Below, we look back at some of the past year’s key comedy releases, performers and breakthrough moments that we got our funny bone caught in.
Seriously though, climate change. What the fuck are we going to do?! Isn’t it obvious what we have to do?! Why aren’t we listening to the scientists?!
To see more of Exclaim!'s Best of 2015 lists, head here.
Top 10 Hilariously Good Comedy Moments
10. Nathan Macintosh’s I Wasn't Talking
Nathan Macintosh is the kind of comedian you could find at almost any comedy club across Canada — likeable, relatable and familiar. But the New York-via-Toronto-via-Halifax comedian has discovered a knack for taking the familiar and morphing it into something edgy, adroit and downright twisted.
Although Macintosh is mostly known as a clean comedian, on his debut album, he's not afraid to venture into darker territories, drawing on personal experiences to create smart and well-written bits that touch on his un-masculine demeanour, growing up without a father, and his love of hip-hop. With each bit only lasting around a minute, Macintosh uses his rapid-fire delivery to drive across his sometimes ridiculous and often poignant views on the Canadian experience.
On the surface, Macintosh may seem like your average club comedian, but I Wasn't Talking (out now on Comedy Records) proves that he looks deeper and works harder than your run-of-the-mill Yuk Yuk's joke-slinger.
9. W/Bob & David (aka the return of the Mr. Show brain trust)
The reunion century has been pumped full of a lot of gooey nostalgia jelly already, but few returns were as anticipated or surprising as Bob Odenkirk and David Cross reassembling the cast and crew of their fabled, influential sketch program, Mr. Show with Bob and David. Originally an HBO property that ran between 1995 and 1998, Mr. Show is generally regarded as the greatest talent laboratory of its era for alt-comedy.

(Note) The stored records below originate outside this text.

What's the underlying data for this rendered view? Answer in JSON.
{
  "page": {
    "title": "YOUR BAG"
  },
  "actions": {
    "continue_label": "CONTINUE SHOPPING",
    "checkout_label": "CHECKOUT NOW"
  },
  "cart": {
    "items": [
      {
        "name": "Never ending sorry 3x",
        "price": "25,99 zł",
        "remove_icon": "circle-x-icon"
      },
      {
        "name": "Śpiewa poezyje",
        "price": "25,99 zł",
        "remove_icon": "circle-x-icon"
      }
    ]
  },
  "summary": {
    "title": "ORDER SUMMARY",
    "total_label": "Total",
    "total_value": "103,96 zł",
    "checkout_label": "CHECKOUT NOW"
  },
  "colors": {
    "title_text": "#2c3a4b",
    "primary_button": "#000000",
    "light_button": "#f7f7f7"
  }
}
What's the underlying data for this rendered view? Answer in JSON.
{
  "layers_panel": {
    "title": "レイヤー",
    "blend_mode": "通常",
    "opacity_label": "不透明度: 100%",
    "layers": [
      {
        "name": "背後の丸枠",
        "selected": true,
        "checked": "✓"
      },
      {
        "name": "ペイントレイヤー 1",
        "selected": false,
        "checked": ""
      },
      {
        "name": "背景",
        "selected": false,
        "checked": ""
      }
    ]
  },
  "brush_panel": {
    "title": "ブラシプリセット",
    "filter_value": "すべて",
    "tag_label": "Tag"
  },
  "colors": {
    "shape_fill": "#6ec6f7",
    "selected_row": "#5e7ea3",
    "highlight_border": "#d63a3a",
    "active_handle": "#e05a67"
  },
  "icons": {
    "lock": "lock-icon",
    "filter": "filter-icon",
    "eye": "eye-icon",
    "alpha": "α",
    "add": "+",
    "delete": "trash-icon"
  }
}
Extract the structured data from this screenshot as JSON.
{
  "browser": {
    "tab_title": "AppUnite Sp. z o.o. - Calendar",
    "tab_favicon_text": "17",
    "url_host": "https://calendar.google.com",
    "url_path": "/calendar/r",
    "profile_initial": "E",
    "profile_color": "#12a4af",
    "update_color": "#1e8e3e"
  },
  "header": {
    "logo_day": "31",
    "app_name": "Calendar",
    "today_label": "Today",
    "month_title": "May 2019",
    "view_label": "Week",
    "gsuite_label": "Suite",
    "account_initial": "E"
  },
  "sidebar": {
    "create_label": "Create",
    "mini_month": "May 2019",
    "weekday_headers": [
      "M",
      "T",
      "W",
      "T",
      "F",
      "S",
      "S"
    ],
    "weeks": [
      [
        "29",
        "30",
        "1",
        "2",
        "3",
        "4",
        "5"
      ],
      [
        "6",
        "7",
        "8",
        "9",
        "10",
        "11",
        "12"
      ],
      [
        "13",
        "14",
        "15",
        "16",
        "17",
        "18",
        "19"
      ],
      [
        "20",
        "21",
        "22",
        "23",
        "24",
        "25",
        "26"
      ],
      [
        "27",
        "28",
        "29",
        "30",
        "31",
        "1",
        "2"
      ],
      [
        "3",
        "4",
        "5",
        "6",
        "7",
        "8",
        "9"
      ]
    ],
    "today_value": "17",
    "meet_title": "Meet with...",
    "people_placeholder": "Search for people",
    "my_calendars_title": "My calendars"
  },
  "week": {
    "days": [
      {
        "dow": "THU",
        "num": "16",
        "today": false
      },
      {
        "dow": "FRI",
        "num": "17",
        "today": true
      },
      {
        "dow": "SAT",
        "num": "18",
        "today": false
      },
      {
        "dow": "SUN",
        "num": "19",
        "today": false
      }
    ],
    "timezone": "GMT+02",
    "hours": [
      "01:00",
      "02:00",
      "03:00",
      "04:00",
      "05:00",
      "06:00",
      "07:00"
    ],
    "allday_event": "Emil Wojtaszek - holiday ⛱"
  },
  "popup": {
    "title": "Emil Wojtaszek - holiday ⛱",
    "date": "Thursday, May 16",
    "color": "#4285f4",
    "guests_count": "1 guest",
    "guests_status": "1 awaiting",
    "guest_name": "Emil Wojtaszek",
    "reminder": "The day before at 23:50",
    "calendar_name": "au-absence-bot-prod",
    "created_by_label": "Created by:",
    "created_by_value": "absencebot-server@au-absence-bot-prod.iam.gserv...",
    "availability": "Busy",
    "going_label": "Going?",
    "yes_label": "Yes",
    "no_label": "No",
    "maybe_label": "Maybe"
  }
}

Over four episodes on Netflix, W/Bob & David exhibits a unique kind of timelessness, rarely digging its teeth into anything particularly topical. While there are aesthetic tinges that recall the end of the 1990s and a few spoofs of contemporary culture and politics, the show essentially proves how funny and adept this confluence of people (including Scott Aukerman and Paul F. Tompkins, among others) is at writing transcendently edgy sketch comedy. Here’s hoping there’s more on the way.
8. Dave Hill’s Let Me Turn You On
Multi-talented surreal absurdist Dave Hill is a low-key dude who messes with stand-up conventions on his thoroughly entertaining record.
With its mix of live jokes performed at Union Hall in Brooklyn and monologues set to space-y guitar-led music, Let Me Turn You On is about as dynamic as it can be, and Hill's material and vaguely stoner-y presence are charmingly refreshing.
An unsettling, off-kilter feeling that reality is being fucked with is prevalent throughout Hill's record; his is a strange, cool world to live in.
7. Aziz Ansari’s hilarious, heartfelt Master of None
Hyperactive comedian/actor Aziz Ansari surprised everyone with his charming, heartfelt take on the latter days of bachelorhood in New York. Disguised as a conventional sitcom on Netflix, Master of None really is a coming-of-age story told over ten interconnected, cinematically produced episodes that have the style and flair of Woody Allen (not to mention observational fatalist acolytes like Larry David and Louis C.K.) in his most daring and uncompromising state.
If you’ve followed Ansari’s stand-up or read his acclaimed 2015 book, Modern Romance: An Investigation, you’ll recognize that, as Dev, he’s playing a version of himself, processing societal conventions about love and happiness and how life is supposed to work. He and his writers and cast bring a rare sensitivity to topics like aging, entitlement, decency, existential dread and interpersonal relationships. It’s funny because, if you’re dealing or have dealt with the same issues (and who hasn’t), it’s true.
6. Eugene Mirman’s I’m Sorry (You’re Welcome)
In a year where anti-humour made significant waves (see H. Jon Benjamin's Well, I Should Have..., the Neil Hamburger-starring indie flick Entertainment and the entire third season of Nathan for You), Eugene Mirman took the proverbial cake.
Released months after his underwhelming Netflix special, Vegan on His Way to the Complain Store, the stand-up portion of Mirman's fifth album comes off even more loose, edgy and illogical. Not only did the Brooklyn-based comedian release one of the most irreverent live albums of the year with I'm Sorry (You're Welcome) (Sub Pop), but the nine-volume special edition stands as one of the most confounding, unnecessary and brave releases in the history of recorded comedy.
After these 50 minutes of semi-structured jokes, Mirman's humour truly runs amok, as the next 528 tracks includes the comedian delivering meditation sounds, erotic soundscapes, a sound effect library, “digital drugs,” 45 minutes of crying and 195 orgasm sounds.
What makes I'm Sorry (You're Welcome) a true watershed release is that it presents the comedy album as concept, rather than product. Welcome to the world of avant-garde comedy albums — now with extra fart effects.